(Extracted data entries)
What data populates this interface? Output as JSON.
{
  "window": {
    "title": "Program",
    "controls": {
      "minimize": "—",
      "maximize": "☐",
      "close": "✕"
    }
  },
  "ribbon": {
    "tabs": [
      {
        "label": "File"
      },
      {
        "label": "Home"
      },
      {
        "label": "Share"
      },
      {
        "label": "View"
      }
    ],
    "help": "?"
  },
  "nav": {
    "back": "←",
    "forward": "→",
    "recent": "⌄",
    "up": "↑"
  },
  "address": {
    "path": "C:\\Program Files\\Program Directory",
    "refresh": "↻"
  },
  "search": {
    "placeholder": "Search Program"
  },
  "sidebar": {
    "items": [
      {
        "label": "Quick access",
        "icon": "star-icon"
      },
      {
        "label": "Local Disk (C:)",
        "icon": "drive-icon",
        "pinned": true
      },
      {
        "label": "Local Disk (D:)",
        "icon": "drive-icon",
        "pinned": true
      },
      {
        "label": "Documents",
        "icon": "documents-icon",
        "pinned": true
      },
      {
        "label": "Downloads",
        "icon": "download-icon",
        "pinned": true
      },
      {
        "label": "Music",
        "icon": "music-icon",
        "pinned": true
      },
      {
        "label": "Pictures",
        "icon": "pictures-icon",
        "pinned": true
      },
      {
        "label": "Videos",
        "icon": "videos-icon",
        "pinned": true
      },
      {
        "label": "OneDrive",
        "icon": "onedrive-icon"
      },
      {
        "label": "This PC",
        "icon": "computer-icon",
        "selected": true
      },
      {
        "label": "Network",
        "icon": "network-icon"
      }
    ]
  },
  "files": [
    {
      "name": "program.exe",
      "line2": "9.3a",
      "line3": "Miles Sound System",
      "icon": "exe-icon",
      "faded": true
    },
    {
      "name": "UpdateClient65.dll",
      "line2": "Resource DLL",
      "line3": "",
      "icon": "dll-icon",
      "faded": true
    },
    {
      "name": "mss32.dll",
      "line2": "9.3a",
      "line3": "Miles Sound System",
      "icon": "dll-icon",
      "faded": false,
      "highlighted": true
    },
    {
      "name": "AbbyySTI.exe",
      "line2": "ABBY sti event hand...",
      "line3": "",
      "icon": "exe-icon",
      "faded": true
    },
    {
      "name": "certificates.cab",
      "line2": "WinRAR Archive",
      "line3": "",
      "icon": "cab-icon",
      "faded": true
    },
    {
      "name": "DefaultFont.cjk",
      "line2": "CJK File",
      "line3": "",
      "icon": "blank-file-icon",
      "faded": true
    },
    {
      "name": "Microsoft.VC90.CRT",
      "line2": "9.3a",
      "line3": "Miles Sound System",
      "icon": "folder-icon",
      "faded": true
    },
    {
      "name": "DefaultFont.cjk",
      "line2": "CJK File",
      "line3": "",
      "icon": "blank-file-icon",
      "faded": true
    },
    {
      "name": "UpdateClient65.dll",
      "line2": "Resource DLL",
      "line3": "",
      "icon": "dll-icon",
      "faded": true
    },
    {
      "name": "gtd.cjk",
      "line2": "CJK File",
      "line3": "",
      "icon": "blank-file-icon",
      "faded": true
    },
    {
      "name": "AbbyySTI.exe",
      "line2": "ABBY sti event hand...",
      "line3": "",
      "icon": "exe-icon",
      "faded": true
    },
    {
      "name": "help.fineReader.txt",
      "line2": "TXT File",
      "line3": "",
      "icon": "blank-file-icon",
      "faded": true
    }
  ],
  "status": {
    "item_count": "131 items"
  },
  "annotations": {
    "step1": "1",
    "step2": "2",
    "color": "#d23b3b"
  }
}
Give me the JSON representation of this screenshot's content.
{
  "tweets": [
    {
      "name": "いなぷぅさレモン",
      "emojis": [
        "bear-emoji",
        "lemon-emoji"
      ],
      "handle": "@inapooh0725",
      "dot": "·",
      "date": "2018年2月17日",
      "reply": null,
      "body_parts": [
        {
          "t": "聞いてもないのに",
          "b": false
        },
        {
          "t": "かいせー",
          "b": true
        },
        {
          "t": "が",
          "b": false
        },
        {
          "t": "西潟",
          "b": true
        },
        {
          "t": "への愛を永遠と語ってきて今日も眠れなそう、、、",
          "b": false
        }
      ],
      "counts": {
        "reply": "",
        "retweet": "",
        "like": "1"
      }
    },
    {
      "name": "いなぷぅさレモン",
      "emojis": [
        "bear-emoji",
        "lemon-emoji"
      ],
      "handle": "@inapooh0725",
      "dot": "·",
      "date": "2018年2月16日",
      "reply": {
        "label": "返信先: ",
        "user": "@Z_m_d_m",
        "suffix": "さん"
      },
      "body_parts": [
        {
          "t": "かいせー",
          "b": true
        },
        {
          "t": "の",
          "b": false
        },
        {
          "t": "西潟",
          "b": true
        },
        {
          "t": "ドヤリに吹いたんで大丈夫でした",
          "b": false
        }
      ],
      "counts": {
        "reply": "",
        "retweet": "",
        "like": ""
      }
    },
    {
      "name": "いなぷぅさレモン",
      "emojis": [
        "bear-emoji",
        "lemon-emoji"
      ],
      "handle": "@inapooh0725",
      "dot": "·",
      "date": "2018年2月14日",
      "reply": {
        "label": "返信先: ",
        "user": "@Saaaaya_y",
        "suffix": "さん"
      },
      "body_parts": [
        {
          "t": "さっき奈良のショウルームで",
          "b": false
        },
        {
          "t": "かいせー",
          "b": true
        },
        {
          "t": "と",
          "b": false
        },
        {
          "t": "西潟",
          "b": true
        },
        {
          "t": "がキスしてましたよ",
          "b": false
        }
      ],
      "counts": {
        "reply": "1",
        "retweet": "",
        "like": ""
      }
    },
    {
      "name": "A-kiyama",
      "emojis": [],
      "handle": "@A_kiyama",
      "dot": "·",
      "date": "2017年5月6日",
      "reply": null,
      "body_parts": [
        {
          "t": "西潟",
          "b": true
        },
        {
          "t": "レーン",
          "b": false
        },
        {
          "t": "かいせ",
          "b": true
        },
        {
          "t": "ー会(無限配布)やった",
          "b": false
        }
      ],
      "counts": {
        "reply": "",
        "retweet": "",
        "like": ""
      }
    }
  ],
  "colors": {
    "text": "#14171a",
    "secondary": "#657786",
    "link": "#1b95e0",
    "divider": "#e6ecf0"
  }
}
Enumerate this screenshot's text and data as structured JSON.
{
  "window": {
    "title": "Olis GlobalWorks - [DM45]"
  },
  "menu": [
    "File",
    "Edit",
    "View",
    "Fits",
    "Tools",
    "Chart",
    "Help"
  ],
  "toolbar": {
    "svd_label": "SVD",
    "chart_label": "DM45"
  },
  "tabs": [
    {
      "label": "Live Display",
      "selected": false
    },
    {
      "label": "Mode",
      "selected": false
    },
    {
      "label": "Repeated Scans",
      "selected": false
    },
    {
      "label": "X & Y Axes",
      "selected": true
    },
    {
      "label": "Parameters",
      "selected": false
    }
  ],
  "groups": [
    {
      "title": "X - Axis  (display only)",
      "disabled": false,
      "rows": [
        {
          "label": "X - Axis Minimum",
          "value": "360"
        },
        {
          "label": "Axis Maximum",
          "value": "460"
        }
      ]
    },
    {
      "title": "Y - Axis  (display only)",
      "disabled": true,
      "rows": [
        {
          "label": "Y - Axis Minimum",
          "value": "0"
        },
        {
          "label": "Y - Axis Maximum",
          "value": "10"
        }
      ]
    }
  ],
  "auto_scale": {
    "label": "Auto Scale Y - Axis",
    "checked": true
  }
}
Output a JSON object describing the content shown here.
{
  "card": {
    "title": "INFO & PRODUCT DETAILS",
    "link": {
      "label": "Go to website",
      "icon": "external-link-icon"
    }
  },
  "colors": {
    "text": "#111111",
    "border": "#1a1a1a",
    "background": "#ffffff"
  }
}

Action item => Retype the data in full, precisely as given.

Result for this exercise =>
What data populates this interface? Output as JSON.
{
  "window": {
    "title": "Program",
    "controls": {
      "minimize": "—",
      "maximize": "☐",
      "close": "✕"
    }
  },
  "ribbon": {
    "tabs": [
      {
        "label": "File"
      },
      {
        "label": "Home"
      },
      {
        "label": "Share"
      },
      {
        "label": "View"
      }
    ],
    "help": "?"
  },
  "nav": {
    "back": "←",
    "forward": "→",
    "recent": "⌄",
    "up": "↑"
  },
  "address": {
    "path": "C:\\Program Files\\Program Directory",
    "refresh": "↻"
  },
  "search": {
    "placeholder": "Search Program"
  },
  "sidebar": {
    "items": [
      {
        "label": "Quick access",
        "icon": "star-icon"
      },
      {
        "label": "Local Disk (C:)",
        "icon": "drive-icon",
        "pinned": true
      },
      {
        "label": "Local Disk (D:)",
        "icon": "drive-icon",
        "pinned": true
      },
      {
        "label": "Documents",
        "icon": "documents-icon",
        "pinned": true
      },
      {
        "label": "Downloads",
        "icon": "download-icon",
        "pinned": true
      },
      {
        "label": "Music",
        "icon": "music-icon",
        "pinned": true
      },
      {
        "label": "Pictures",
        "icon": "pictures-icon",
        "pinned": true
      },
      {
        "label": "Videos",
        "icon": "videos-icon",
        "pinned": true
      },
      {
        "label": "OneDrive",
        "icon": "onedrive-icon"
      },
      {
        "label": "This PC",
        "icon": "computer-icon",
        "selected": true
      },
      {
        "label": "Network",
        "icon": "network-icon"
      }
    ]
  },
  "files": [
    {
      "name": "program.exe",
      "line2": "9.3a",
      "line3": "Miles Sound System",
      "icon": "exe-icon",
      "faded": true
    },
    {
      "name": "UpdateClient65.dll",
      "line2": "Resource DLL",
      "line3": "",
      "icon": "dll-icon",
      "faded": true
    },
    {
      "name": "mss32.dll",
      "line2": "9.3a",
      "line3": "Miles Sound System",
      "icon": "dll-icon",
      "faded": false,
      "highlighted": true
    },
    {
      "name": "AbbyySTI.exe",
      "line2": "ABBY sti event hand...",
      "line3": "",
      "icon": "exe-icon",
      "faded": true
    },
    {
      "name": "certificates.cab",
      "line2": "WinRAR Archive",
      "line3": "",
      "icon": "cab-icon",
      "faded": true
    },
    {
      "name": "DefaultFont.cjk",
      "line2": "CJK File",
      "line3": "",
      "icon": "blank-file-icon",
      "faded": true
    },
    {
      "name": "Microsoft.VC90.CRT",
      "line2": "9.3a",
      "line3": "Miles Sound System",
      "icon": "folder-icon",
      "faded": true
    },
    {
      "name": "DefaultFont.cjk",
      "line2": "CJK File",
      "line3": "",
      "icon": "blank-file-icon",
      "faded": true
    },
    {
      "name": "UpdateClient65.dll",
      "line2": "Resource DLL",
      "line3": "",
      "icon": "dll-icon",
      "faded": true
    },
    {
      "name": "gtd.cjk",
      "line2": "CJK File",
      "line3": "",
      "icon": "blank-file-icon",
      "faded": true
    },
    {
      "name": "AbbyySTI.exe",
      "line2": "ABBY sti event hand...",
      "line3": "",
      "icon": "exe-icon",
      "faded": true
    },
    {
      "name": "help.fineReader.txt",
      "line2": "TXT File",
      "line3": "",
      "icon": "blank-file-icon",
      "faded": true
    }
  ],
  "status": {
    "item_count": "131 items"
  },
  "annotations": {
    "step1": "1",
    "step2": "2",
    "color": "#d23b3b"
  }
}
Give me the JSON representation of this screenshot's content.
{
  "tweets": [
    {
      "name": "いなぷぅさレモン",
      "emojis": [
        "bear-emoji",
        "lemon-emoji"
      ],
      "handle": "@inapooh0725",
      "dot": "·",
      "date": "2018年2月17日",
      "reply": null,
      "body_parts": [
        {
          "t": "聞いてもないのに",
          "b": false
        },
        {
          "t": "かいせー",
          "b": true
        },
        {
          "t": "が",
          "b": false
        },
        {
          "t": "西潟",
          "b": true
        },
        {
          "t": "への愛を永遠と語ってきて今日も眠れなそう、、、",
          "b": false
        }
      ],
      "counts": {
        "reply": "",
        "retweet": "",
        "like": "1"
      }
    },
    {
      "name": "いなぷぅさレモン",
      "emojis": [
        "bear-emoji",
        "lemon-emoji"
      ],
      "handle": "@inapooh0725",
      "dot": "·",
      "date": "2018年2月16日",
      "reply": {
        "label": "返信先: ",
        "user": "@Z_m_d_m",
        "suffix": "さん"
      },
      "body_parts": [
        {
          "t": "かいせー",
          "b": true
        },
        {
          "t": "の",
          "b": false
        },
        {
          "t": "西潟",
          "b": true
        },
        {
          "t": "ドヤリに吹いたんで大丈夫でした",
          "b": false
        }
      ],
      "counts": {
        "reply": "",
        "retweet": "",
        "like": ""
      }
    },
    {
      "name": "いなぷぅさレモン",
      "emojis": [
        "bear-emoji",
        "lemon-emoji"
      ],
      "handle": "@inapooh0725",
      "dot": "·",
      "date": "2018年2月14日",
      "reply": {
        "label": "返信先: ",
        "user": "@Saaaaya_y",
        "suffix": "さん"
      },
      "body_parts": [
        {
          "t": "さっき奈良のショウルームで",
          "b": false
        },
        {
          "t": "かいせー",
          "b": true
        },
        {
          "t": "と",
          "b": false
        },
        {
          "t": "西潟",
          "b": true
        },
        {
          "t": "がキスしてましたよ",
          "b": false
        }
      ],
      "counts": {
        "reply": "1",
        "retweet": "",
        "like": ""
      }
    },
    {
      "name": "A-kiyama",
      "emojis": [],
      "handle": "@A_kiyama",
      "dot": "·",
      "date": "2017年5月6日",
      "reply": null,
      "body_parts": [
        {
          "t": "西潟",
          "b": true
        },
        {
          "t": "レーン",
          "b": false
        },
        {
          "t": "かいせ",
          "b": true
        },
        {
          "t": "ー会(無限配布)やった",
          "b": false
        }
      ],
      "counts": {
        "reply": "",
        "retweet": "",
        "like": ""
      }
    }
  ],
  "colors": {
    "text": "#14171a",
    "secondary": "#657786",
    "link": "#1b95e0",
    "divider": "#e6ecf0"
  }
}
Enumerate this screenshot's text and data as structured JSON.
{
  "window": {
    "title": "Olis GlobalWorks - [DM45]"
  },
  "menu": [
    "File",
    "Edit",
    "View",
    "Fits",
    "Tools",
    "Chart",
    "Help"
  ],
  "toolbar": {
    "svd_label": "SVD",
    "chart_label": "DM45"
  },
  "tabs": [
    {
      "label": "Live Display",
      "selected": false
    },
    {
      "label": "Mode",
      "selected": false
    },
    {
      "label": "Repeated Scans",
      "selected": false
    },
    {
      "label": "X & Y Axes",
      "selected": true
    },
    {
      "label": "Parameters",
      "selected": false
    }
  ],
  "groups": [
    {
      "title": "X - Axis  (display only)",
      "disabled": false,
      "rows": [
        {
          "label": "X - Axis Minimum",
          "value": "360"
        },
        {
          "label": "Axis Maximum",
          "value": "460"
        }
      ]
    },
    {
      "title": "Y - Axis  (display only)",
      "disabled": true,
      "rows": [
        {
          "label": "Y - Axis Minimum",
          "value": "0"
        },
        {
          "label": "Y - Axis Maximum",
          "value": "10"
        }
      ]
    }
  ],
  "auto_scale": {
    "label": "Auto Scale Y - Axis",
    "checked": true
  }
}
Output a JSON object describing the content shown here.
{
  "card": {
    "title": "INFO & PRODUCT DETAILS",
    "link": {
      "label": "Go to website",
      "icon": "external-link-icon"
    }
  },
  "colors": {
    "text": "#111111",
    "border": "#1a1a1a",
    "background": "#ffffff"
  }
}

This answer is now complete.